Assad has refused to confront ISIS seriously because the terror organization serves him well; and now it seems the Obama Administration is following in his footsteps.
Given the White House controls, to the minutiae, any military targets in Syria — paranoid in the big house is routine — destroying ISIS may NOT be the ultimate goal of this administration.
Here are some images that I grabbed from an article by Mother Jones that should be examined for their worth. The first to spot the anomaly of our strikes was Anthony Cordesman, a veteran strategy analyst.
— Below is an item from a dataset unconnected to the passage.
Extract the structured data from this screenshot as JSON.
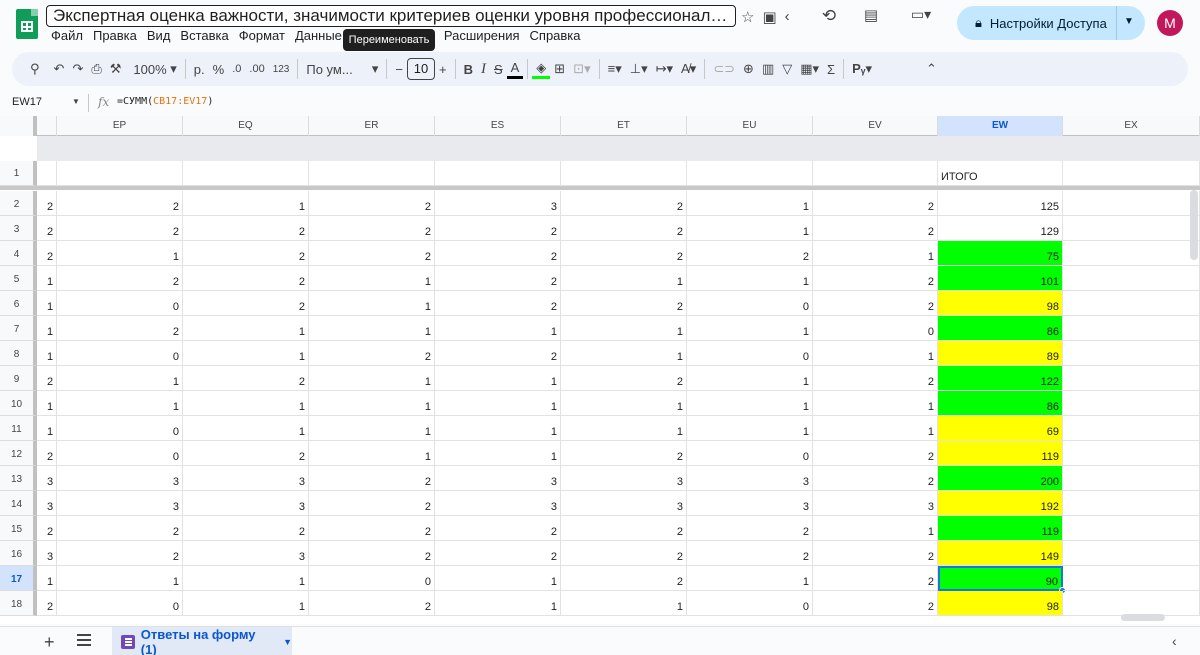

During his State of the Union speech Tuesday night, President Barack Obama announced that the US military is “stopping ISIL’s advance.” But a close look at the details of the American air offensive reveals a less triumphant narrative: Although the strikes may have slowed ISIS’s advance in the area around the Syrian Kurdish city of Kobani, the overall strategic gains have been minimal. Kobani “became a symbol of the ability to contain ISIS regardless of its strategic importance,” says Anthony Cordesman, military and national security expert at the Center for Strategic and International Studies and former national security advisor to Sen. John McCain. Instead of a concrete strategy, the concentration on Kobani is a “practical problem,” says Cordesman. In October, Secretary of State John Kerry said in a speech that Kobani was not a “strategic objective” for the US.
So why all those bombs? Since September 23, when air strikes in Syria began, US and coalition forces have pummeled both Syria and Iraq with nearly 2,000 air strikes. As of early this week, 870 of those strikes were in Syria; almost 70 percent of these Syrian strikes have focused on Kobani and its surroundings. The total area, about the same size as Rhode Island, covers less than two percent of Syria and the majority of the population are ethnic Kurds.
There’s a reason that Kobani became so symbolically important: Stories of the brave Kurdish fighters defending the small border city against ISIS swept international headlines last September, and the public demanded that the US step in to prevent a humanitarian disaster. The Kurds, unable to defeat ISIS on their own, turned the tide once they had coalition air support. “Seventy-five percent of all US strikes in Syria were on Kobani,” Thomas Pierret, a Syria specialist at the University of Edinburgh told Ekurd Daily, a Kurdish news site last week. “You give any force on the ground that kind of aerial support and they will get the upper hand.” It has cost taxpayers $8.2 million a day, on average, to conduct the entire airstrike campaign. ISIS now occupies one-third of Syria, or twice what it did when the campaign began, and around 400,000 people have fled Kobani alone. US military officials have conceded that Kobani isn’t strategically important.
If so, why, as the facts below show, ISIS/ISIL keeps growing? Is the strategy defunct or are we too wishful of thinkers to believe this strategy may isolate ISIS if we lend our support to the Kurds on one side and to Assad on the other (Leslie Gelb of the Council on Foreign Relations is now advocating for Assad the mass murderer).
Has anyone computed some risk analysis as to the cost of looking like siding with Assad let alone protecting him as Obama is doing? The costs of not destroying ISIS given the strategy?
What is Obama up to? Check the facts for yourself.